• Analysis shared with HSJ reveals emergency admissions rose 2.8 per cent in 2016-17 to 4.3 million
  • The 370,102 admissions via emergency departments in March was a record high
  • Delayed transfers of care data for March revealed it was the second highest month on record

The number of hospital emergency admissions rose 2.8 per cent in 2016-17 to 4.3 million, with March this year seeing the largest ever number in a single month, analysis reveals.

Nuffield Trust analysis shared with HSJ shows total A&E admissions rose from 4.15 million to 4.26 million year on year, continuing a rising trend, despite efforts by national leaders and the NHS as a whole to stem the growth (see table).

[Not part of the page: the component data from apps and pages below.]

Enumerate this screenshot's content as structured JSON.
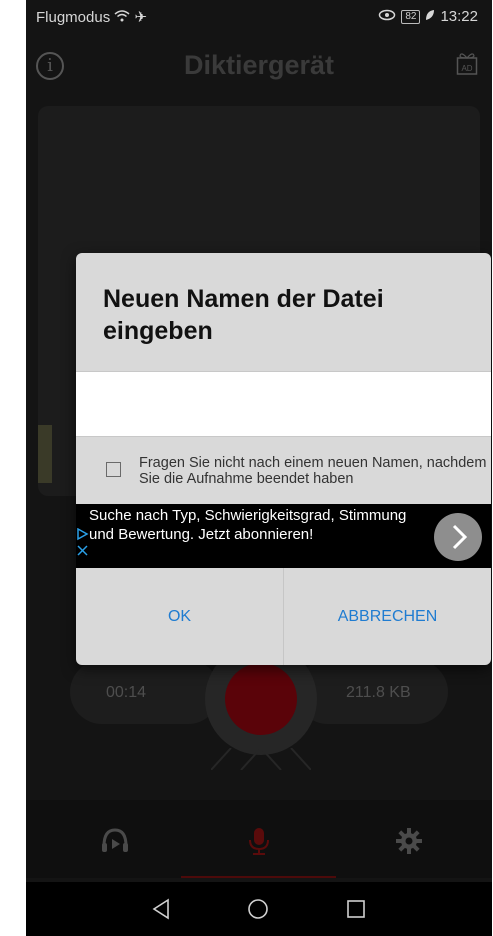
{
  "status_bar": {
    "left_text": "Flugmodus",
    "battery": "82",
    "time": "13:22"
  },
  "app_bar": {
    "title": "Diktiergerät",
    "info_icon": "info-icon",
    "ad_icon": "ad-gift-icon",
    "ad_label": "AD"
  },
  "recorder": {
    "elapsed": "00:14",
    "file_size": "211.8 KB",
    "record_color": "#5a0309"
  },
  "dialog": {
    "title": "Neuen Namen der Datei eingeben",
    "input_value": "",
    "checkbox_label": "Fragen Sie nicht nach einem neuen Namen, nachdem Sie die Aufnahme beendet haben",
    "checkbox_checked": false,
    "ad": {
      "text": "Suche nach Typ, Schwierigkeitsgrad, Stimmung und Bewertung. Jetzt abonnieren!"
    },
    "ok_label": "OK",
    "cancel_label": "ABBRECHEN",
    "button_color": "#1f7cd1"
  },
  "bottom_nav": {
    "items": [
      "play-headphones-icon",
      "microphone-icon",
      "gear-icon"
    ],
    "active": "microphone-icon"
  },
  "system_nav": [
    "back-icon",
    "home-icon",
    "recents-icon"
  ]
}
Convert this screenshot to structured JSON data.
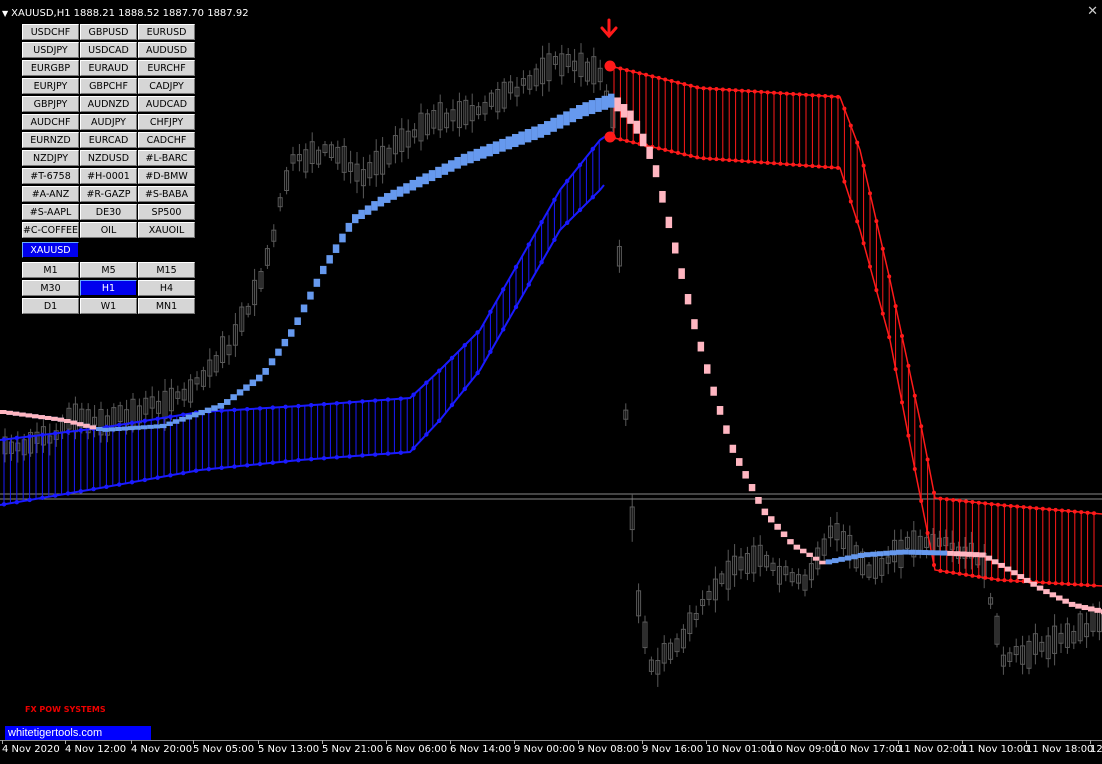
{
  "header": {
    "symbol_tf": "XAUUSD,H1",
    "ohlc": "1888.21 1888.52 1887.70 1887.92"
  },
  "symbol_buttons": [
    "USDCHF",
    "GBPUSD",
    "EURUSD",
    "USDJPY",
    "USDCAD",
    "AUDUSD",
    "EURGBP",
    "EURAUD",
    "EURCHF",
    "EURJPY",
    "GBPCHF",
    "CADJPY",
    "GBPJPY",
    "AUDNZD",
    "AUDCAD",
    "AUDCHF",
    "AUDJPY",
    "CHFJPY",
    "EURNZD",
    "EURCAD",
    "CADCHF",
    "NZDJPY",
    "NZDUSD",
    "#L-BARC",
    "#T-6758",
    "#H-0001",
    "#D-BMW",
    "#A-ANZ",
    "#R-GAZP",
    "#S-BABA",
    "#S-AAPL",
    "DE30",
    "SP500",
    "#C-COFFEE",
    "OIL",
    "XAUOIL"
  ],
  "active_symbol": "XAUUSD",
  "timeframe_buttons": [
    "M1",
    "M5",
    "M15",
    "M30",
    "H1",
    "H4",
    "D1",
    "W1",
    "MN1"
  ],
  "active_timeframe": "H1",
  "brand_label": "FX POW SYSTEMS",
  "website": "whitetigertools.com",
  "time_axis": [
    "4 Nov 2020",
    "4 Nov 12:00",
    "4 Nov 20:00",
    "5 Nov 05:00",
    "5 Nov 13:00",
    "5 Nov 21:00",
    "6 Nov 06:00",
    "6 Nov 14:00",
    "9 Nov 00:00",
    "9 Nov 08:00",
    "9 Nov 16:00",
    "10 Nov 01:00",
    "10 Nov 09:00",
    "10 Nov 17:00",
    "11 Nov 02:00",
    "11 Nov 10:00",
    "11 Nov 18:00",
    "12"
  ],
  "colors": {
    "bull_band": "#6699ee",
    "bear_band": "#ffb6c1",
    "blue_channel": "#1a1aff",
    "red_channel": "#ff1a1a",
    "candles": "#5a5a5a",
    "price_line": "#888888"
  },
  "icons": {
    "sell_signal": "arrow-down-icon",
    "close": "close-icon"
  }
}
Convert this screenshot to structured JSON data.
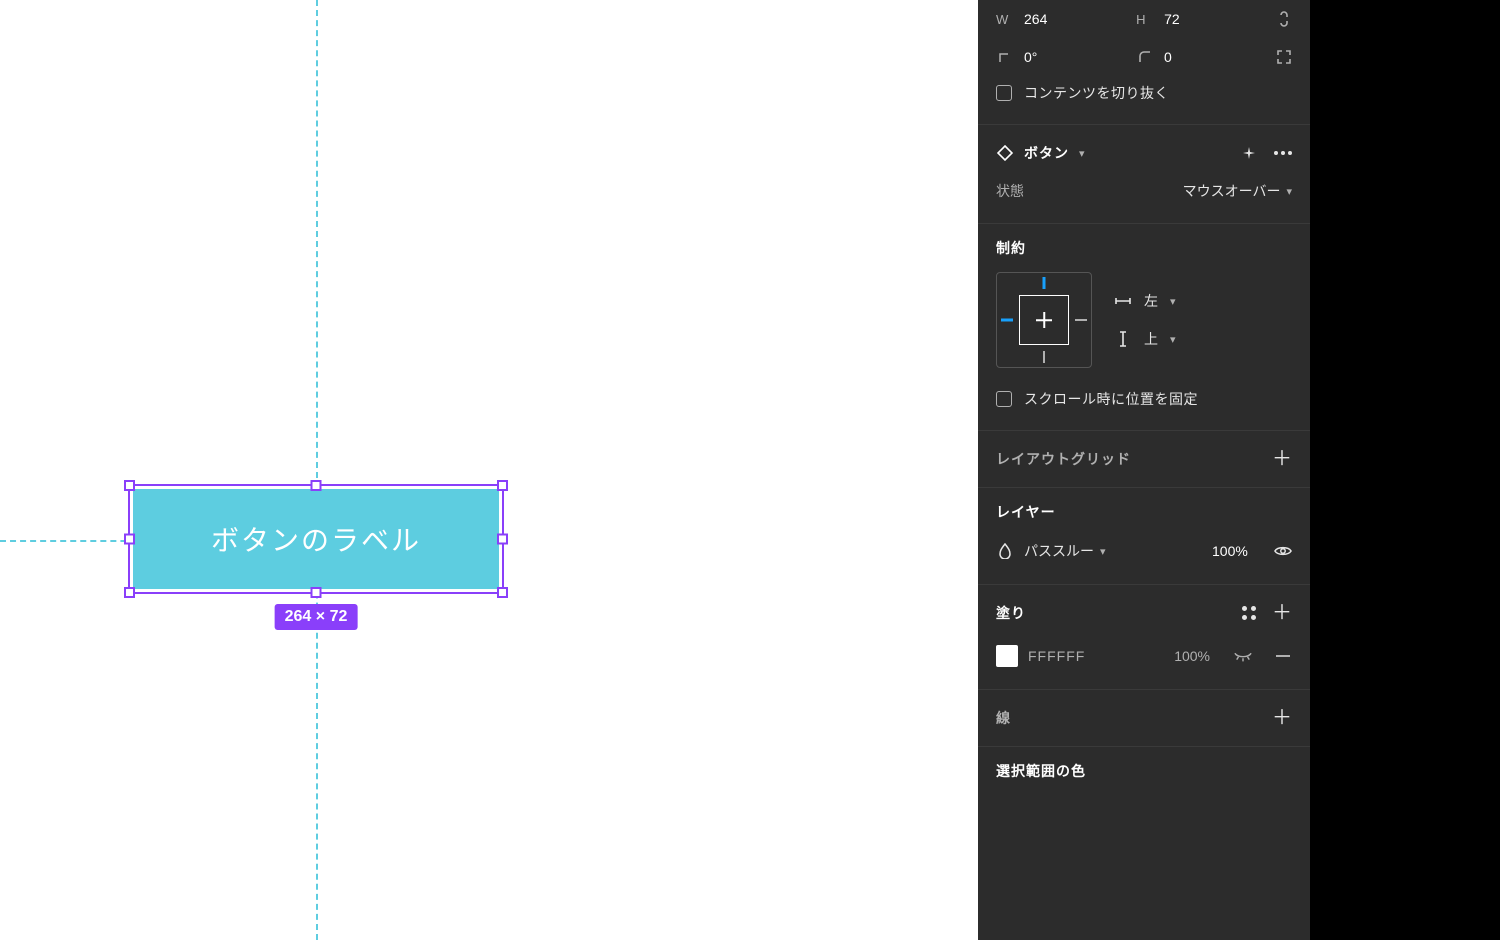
{
  "canvas": {
    "button_label": "ボタンのラベル",
    "dim_badge": "264 × 72"
  },
  "transform": {
    "w_label": "W",
    "w_value": "264",
    "h_label": "H",
    "h_value": "72",
    "rot_value": "0°",
    "radius_value": "0",
    "clip_label": "コンテンツを切り抜く"
  },
  "component": {
    "title": "ボタン",
    "state_label": "状態",
    "state_value": "マウスオーバー"
  },
  "constraints": {
    "title": "制約",
    "h_value": "左",
    "v_value": "上",
    "fix_label": "スクロール時に位置を固定"
  },
  "layout_grid": {
    "title": "レイアウトグリッド"
  },
  "layer": {
    "title": "レイヤー",
    "blend": "パススルー",
    "opacity": "100%"
  },
  "fill": {
    "title": "塗り",
    "hex": "FFFFFF",
    "opacity": "100%"
  },
  "stroke": {
    "title": "線"
  },
  "selection_colors": {
    "title": "選択範囲の色"
  }
}
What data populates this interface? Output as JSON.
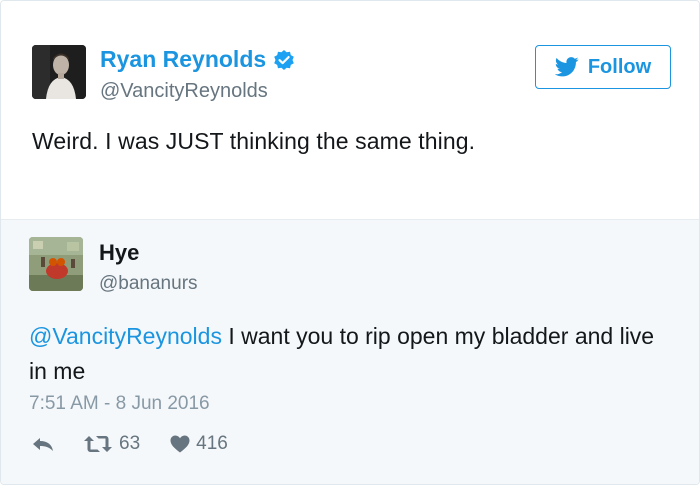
{
  "tweet": {
    "author_name": "Ryan Reynolds",
    "author_handle": "@VancityReynolds",
    "follow_label": "Follow",
    "text": "Weird. I was JUST thinking the same thing."
  },
  "reply": {
    "author_name": "Hye",
    "author_handle": "@bananurs",
    "mention": "@VancityReynolds",
    "text": " I want you to rip open my bladder and live in me",
    "timestamp": "7:51 AM - 8 Jun 2016",
    "retweet_count": "63",
    "like_count": "416"
  },
  "icons": {
    "verified": "verified-badge-icon",
    "bird": "twitter-bird-icon",
    "reply": "reply-arrow-icon",
    "retweet": "retweet-icon",
    "like": "heart-icon"
  },
  "colors": {
    "accent": "#1b95e0",
    "text": "#14171a",
    "muted": "#66757f",
    "reply_bg": "#f5f8fa"
  }
}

Official data published by NHS England today revealed there were 370,102 admissions via emergency departments in March, 365,116 of which were at full – or type one – emergency departments.

Nuffield Trust director of research and chief economist John Appleby told HSJ that addressing it could take years, not least because the reasons behind rising admissions were not well understood.

He said: “The decision to admit to A&E is not taken lightly [but] we don’t 100 per cent understand why [emergency admissions] are going up…It’ll be partly linked to attendances, partly to do with what is going on inside A&E departments in terms of dealing with the target, it’s partly to do with changes in medical practice.”

He added that “given the extra effort, you could see some inroads being made, but you’re probably looking at a number of years” before the trend can be changed. Firstly, the system needed to stabilise the growth at a lower rate, he said. 

Total emergency admissions 2011-12 to 2016-17

YearTotal emergency admissionsPercentage increase
2011-12 3,684,032  
2012-13 3,791,981 2.9%
2013-14 3,847,572 1.5%
2014-15 4,031,461 4.8%
2015-16 4,145,825 2.8%
2016-17 4,263,233 2.8%
Source: Nuffield Trust, NHS England

Containing and reducing emergency admissions and delayed transfers have been key objectives of a number of national policies and programmes, including the current new care models initiative and better care fund. Next steps on the five year forward view said rising pressures on emergency departments stemmed from “continued growth in levels of emergency admissions and from delayed transfers of care”. It said NHS England would “publish metrics for each STP benchmarking their emergency admission rates and bed days” in July.

HSJ analysis of sustainability and transformation plans in January revealed they envisaged cutting non-elective admissions by around 4 per cent between now and 2020-21. Recent performance shows this is a very tall order. Data obtained by HSJ shows that in 2014 commissioners nationally planned for the number of non-elective admissions to fall every year between 2014-15 and 2018-19, including a 0.7 per cent reduction in 2016-17.

Official data published today also showed the number of delayed days caused by held up transfers rose 7 per cent from 184,855 in February 2017 to 199,260 delayed days in March 2017 – the second highest number in any month on record.

Royal College of Surgeons president Clare Marx said: “Delayed transfers of care remain a major issue for hospitals. We would like to see the next government set out how they will protect bed capacity in hospitals and improve our social care system, so that patients who should not be in hospital in the first place and are given the correct alternative care in the community.

“A lack of available hospital beds, rising demand from older and sicker patients, and an under-funded social care system are all putting our health service under enormous strain. This translates directly to longer waits for treatment, cancelled operations and rationing of care.

“Until our social care system is working properly and we better protect planned bed capacity, there is little hope of NHS waiting times getting back to acceptable levels.”

Other significant figures from today’s official data releases included:

  • Emergency department attendances were at historically high levels.
  • The number of people starting routine elective hospital treatment rose 4.7 per cent compared with the preceding twelve month period.

NHS Providers director of policy and strategy at Saffron Cordery, said: “These figures show once again the scale of the pressures NHS trusts are up against. But they also show the NHS is dong an outstanding job in continuing to deliver care for patients – often in very difficult circumstances.

“More than two million people came to A & E – one of the highest figures on record. For the first time, emergency admissions rose above half a million. Yet performance against the four-hour target in A&E was better than in March 2016.

“The sharp rise in routine hospital treatments is another sign that the NHS is rising to the challenge – helping more patients, despite the pressures.

“It is worrying that delayed transfers of care are close to record levels, and the proportion attributable to social care continues to grow.

“It is also a serious concern that the 62 day cancer treatment target was not met in any month during 2016-17. The demands NHS trusts face are unsustainable. But they are doing all they can to provide the best possible service for patients.”